Tricking the eye can be fun – it causes garden visitors to take a second long look after a passing glance fools their mind. It’s also a very useful technique when designing compact spaces. An Alice-in-Wonderland door or gateway through to another section of your garden can create the illusion of length in a short, narrow plot. Mirrors bring the impression that there is extra space where, in fact, there is none. A well-structured cavity in a hedge, or mount on a wall, can frame a landscape as if it is hung in a gallery. Bold lines of trelliswork can trick you into thinking that the space is longer, or at another angle, than the eye tells you.

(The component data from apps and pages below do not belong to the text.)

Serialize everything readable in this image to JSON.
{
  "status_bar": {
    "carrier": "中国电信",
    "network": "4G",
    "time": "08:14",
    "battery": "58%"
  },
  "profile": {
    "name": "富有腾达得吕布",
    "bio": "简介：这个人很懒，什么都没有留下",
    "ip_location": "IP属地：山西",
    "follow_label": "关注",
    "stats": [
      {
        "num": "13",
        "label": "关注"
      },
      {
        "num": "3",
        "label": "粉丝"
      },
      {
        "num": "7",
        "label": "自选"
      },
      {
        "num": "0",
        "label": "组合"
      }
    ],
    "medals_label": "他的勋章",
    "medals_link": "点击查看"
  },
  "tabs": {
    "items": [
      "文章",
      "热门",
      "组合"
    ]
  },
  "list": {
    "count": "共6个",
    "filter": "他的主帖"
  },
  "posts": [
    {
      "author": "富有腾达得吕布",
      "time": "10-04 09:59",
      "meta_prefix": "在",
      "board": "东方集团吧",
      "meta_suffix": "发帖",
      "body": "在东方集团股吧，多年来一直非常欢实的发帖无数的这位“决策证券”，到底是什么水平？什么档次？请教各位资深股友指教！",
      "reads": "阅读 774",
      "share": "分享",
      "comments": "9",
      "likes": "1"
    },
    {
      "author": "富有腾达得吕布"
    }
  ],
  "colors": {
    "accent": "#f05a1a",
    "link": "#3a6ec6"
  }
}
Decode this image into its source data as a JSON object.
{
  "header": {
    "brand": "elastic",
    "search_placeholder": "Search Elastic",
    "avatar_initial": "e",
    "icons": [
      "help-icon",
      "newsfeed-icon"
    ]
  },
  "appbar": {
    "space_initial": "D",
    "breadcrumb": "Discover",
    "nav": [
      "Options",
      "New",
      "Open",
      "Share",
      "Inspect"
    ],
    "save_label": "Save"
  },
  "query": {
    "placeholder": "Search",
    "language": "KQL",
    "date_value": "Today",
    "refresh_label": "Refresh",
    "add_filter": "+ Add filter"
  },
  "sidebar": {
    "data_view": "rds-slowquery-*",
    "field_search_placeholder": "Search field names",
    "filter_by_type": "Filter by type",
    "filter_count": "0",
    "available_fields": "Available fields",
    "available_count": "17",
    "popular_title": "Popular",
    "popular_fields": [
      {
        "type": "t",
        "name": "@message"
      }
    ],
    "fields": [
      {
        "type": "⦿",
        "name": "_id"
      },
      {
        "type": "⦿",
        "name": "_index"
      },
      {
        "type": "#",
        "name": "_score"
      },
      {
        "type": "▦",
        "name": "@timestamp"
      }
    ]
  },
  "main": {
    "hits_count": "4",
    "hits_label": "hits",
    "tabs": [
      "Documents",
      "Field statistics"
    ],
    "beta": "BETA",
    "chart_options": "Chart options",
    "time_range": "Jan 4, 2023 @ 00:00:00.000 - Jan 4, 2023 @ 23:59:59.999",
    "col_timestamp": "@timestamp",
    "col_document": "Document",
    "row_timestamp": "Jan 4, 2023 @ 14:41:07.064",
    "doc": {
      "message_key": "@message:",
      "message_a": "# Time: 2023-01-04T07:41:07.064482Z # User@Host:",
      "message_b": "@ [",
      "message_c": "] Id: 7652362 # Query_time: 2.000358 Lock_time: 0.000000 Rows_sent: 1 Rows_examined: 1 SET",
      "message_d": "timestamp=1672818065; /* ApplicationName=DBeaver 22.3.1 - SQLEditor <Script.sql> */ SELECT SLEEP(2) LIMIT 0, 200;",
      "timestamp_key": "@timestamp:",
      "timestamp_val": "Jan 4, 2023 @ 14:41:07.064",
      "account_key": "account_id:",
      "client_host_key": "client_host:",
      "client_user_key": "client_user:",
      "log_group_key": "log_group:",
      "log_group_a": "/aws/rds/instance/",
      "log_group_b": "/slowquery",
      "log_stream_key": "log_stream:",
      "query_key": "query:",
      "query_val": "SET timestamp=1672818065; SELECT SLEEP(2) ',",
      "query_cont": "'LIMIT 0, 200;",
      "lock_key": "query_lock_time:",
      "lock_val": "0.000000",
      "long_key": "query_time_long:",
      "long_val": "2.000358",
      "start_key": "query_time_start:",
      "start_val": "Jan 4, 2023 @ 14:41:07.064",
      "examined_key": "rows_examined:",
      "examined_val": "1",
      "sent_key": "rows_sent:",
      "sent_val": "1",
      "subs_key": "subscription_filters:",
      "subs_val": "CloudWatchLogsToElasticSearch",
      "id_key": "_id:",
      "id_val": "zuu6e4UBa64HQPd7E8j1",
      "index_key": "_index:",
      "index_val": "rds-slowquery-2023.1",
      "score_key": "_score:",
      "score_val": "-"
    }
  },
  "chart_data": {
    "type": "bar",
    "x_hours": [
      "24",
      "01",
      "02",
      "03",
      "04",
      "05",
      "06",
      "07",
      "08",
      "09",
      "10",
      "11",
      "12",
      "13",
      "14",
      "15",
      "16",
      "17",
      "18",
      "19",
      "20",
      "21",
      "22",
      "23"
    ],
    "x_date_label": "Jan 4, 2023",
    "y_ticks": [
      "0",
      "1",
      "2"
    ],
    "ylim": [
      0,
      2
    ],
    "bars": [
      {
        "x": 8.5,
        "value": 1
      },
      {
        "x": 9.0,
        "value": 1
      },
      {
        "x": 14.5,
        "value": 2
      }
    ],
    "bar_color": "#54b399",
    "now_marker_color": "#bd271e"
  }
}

Trompe l’oeil – literally translating into ‘deceive the eye’ is yet another tool in the designer’s box of tricks. It is most frequently applied as paintwork, where an illustration incredibly representative of a possible scene, is applied to a wall or fence. A ghostly figure peering through a window, a piece of antique gardenalia casually discarded against a shed, or a mesmerising scene of wildlife utilising your garden space, seemingly fleetingly yet installed forever. Trickery and deception are usually applied to life in unforgiving ways, but thankfully for gardeners, the effects are more honourable. Enjoy.